:: Work task ::
What lines in the data hold the string "current"? Show them.

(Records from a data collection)
- - -

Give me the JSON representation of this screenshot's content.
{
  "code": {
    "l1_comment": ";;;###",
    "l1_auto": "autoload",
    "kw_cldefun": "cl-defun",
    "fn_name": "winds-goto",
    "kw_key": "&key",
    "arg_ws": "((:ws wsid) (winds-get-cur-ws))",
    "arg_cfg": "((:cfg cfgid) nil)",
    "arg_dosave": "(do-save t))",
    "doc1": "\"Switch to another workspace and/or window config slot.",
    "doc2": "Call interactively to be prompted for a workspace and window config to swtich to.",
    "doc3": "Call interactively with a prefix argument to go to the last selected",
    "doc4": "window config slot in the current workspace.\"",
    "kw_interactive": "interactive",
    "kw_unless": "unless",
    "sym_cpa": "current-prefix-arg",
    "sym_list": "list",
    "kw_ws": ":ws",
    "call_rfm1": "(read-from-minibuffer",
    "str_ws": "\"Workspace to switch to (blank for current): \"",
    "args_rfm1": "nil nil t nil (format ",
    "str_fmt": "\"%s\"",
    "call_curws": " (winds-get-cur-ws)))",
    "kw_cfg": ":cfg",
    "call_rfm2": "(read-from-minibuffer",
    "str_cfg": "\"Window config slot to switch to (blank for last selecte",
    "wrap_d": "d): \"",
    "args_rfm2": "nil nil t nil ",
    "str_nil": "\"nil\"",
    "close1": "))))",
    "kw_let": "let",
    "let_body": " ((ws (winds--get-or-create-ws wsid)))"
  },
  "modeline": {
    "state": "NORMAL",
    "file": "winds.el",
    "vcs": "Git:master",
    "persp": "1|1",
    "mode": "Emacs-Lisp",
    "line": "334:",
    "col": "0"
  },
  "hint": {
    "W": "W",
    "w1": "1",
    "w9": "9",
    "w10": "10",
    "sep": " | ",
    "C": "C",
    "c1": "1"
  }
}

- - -

:: Response below ::
    "doc4": "window config slot in the current workspace.\"",
    "sym_cpa": "current-prefix-arg",
    "str_ws": "\"Workspace to switch to (blank for current): \"",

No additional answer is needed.